How to Create a Great Cost Estimate
Cost estimation is the approximation of the cost of a product or project. This process is very crucial because it defines the economical value of the resources and efforts used to create a product. It is important to the client because it would show if the project is fit for his or her budget or not.
The cost estimate will also be crucial to the feasibility program to find out whether the product is feasible as a business. Cost estimation is a big factor to all the other processes involved in manufacturing. In other words, cost estimation is a major step forward for OEM manufacturers.
When it comes to garment and clothing materials, there are generally two reasons why costing is done: 1) Garment pricing 2) Order acceptance;
- If the client is selling directly garments or clothing to consumers then accurate cost estimation is needed to identify manufacturing costs and fees added to expected mark-up profit.
- If the garment is bound for export, costing serves as the base of operations. Manufacturing costs including freight, transportation and for some, warehousing expenses are all considered as part of the cost estimation process. The cost estimate will be critical whether the client should accept the deal or not.
In order to create the great cost estimate with garments, all factors directly involved in manufacturing, services rendered, transportation expenses and even risk factors are all summed up to calculate production costs.
The client must also keep in mind prices of materials and other factors are bound to fluctuate due to economical reasons and the cost estimation process will be directly affected of these fluctuations. They should be ready for such changes and easily adjust the numbers which will eventually alter the cost estimate.
The process may also vary from one OEM clothing manufacturing company to another but let us try to simplify the process to make it easier for you to understand cost estimation with garments.
Main Components of Garment Cost Estimation
This must be the most significant component when it comes to garment and clothing production. This component accounts for the most part of garment production costs.
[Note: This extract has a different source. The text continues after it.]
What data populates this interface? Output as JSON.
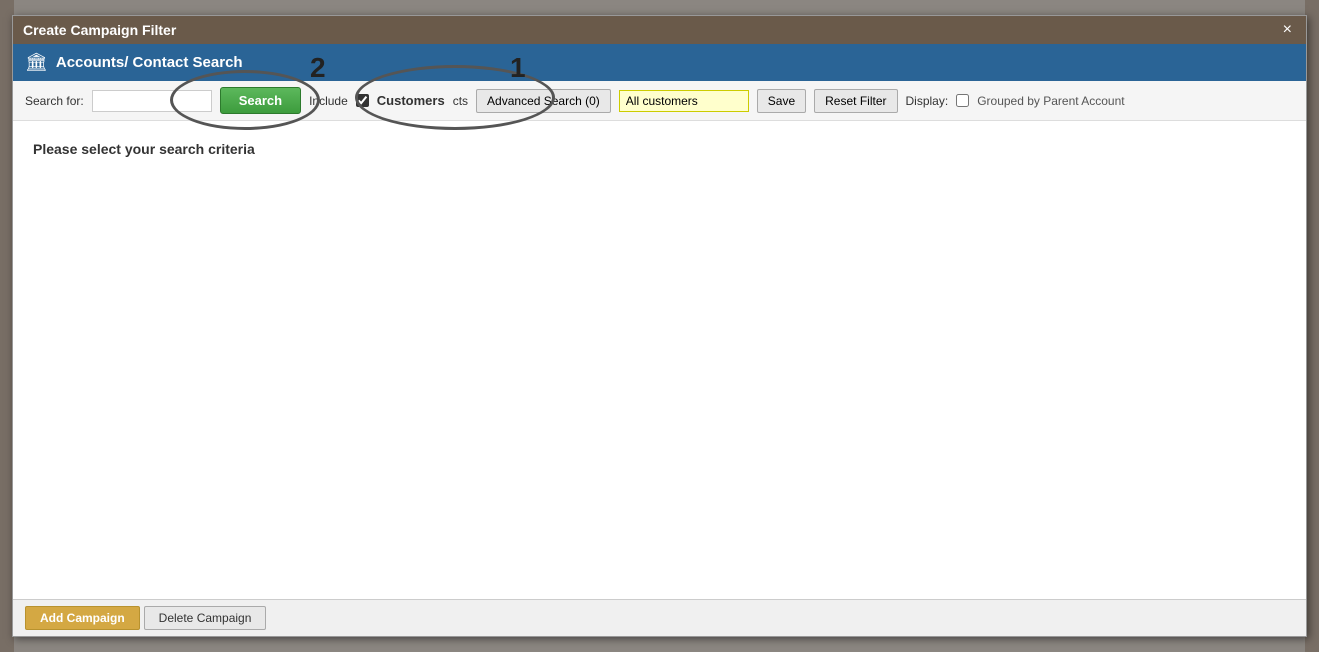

Quantity and fabric type influence the price of the fabric and there are different types of fabric out there such as yarn, knitted, power loom, fiber (cotton, polyester, blended fabric, silk etc.). These different types of fabric vary from one to another in terms of price and the cost could also be affected by other parameters like availability and fabric specs.
Fabric needs all these accessories to be fully functional in a garment and these accessories are simply known as trims. Trims are items such as zippers, buttons, threads and other miscellaneous items who work alongside the fabric for the garment.
Quality of items and quantity added to cost of labor sums up the cost of trims. However, there are also various types of trims and like fabric, their material and types vary in terms of prices. It is the client’s duty to do vast research in order to come up with the specific trims perfect for their product and achieve quality without compensating their budget.
3. Labor Cost
The default formula for calculating in-house manufacturing labor cost with wholesale clothing manufacturers is total cost per hour multiplied to the number of hours it takes to make the style, divided by the number of units produced. If there is contractor intervention, expect additional service charges added on to the labor cost calculation.
(cost per hour * total number of hours) / no. of units produced or line efficiency in %)
4. Other value added charges
Aside from the three main components above, there are other services need to be paid for depending on the type of garment or clothing produced. The most common value added services are printing, laundry service, embroidery and patching.
These services are all associated to garment manufacturing and should be added as part of the cost estimation process. However, be reminded there could be factors which can alter the traditional calculation of these values.
Manufacturers and clothing suppliers oversee the cost estimation process. Depending on the system implemented on each company, they are equipped with costing knowledge and are aware of fluctuations and changes in prices of garment components happening in the market.
For small up to mid-sized businesses, sourcing the cost estimation process is very common so they can just focus on working on the product/garment without being bothered or held back by complex garment cost estimation processes.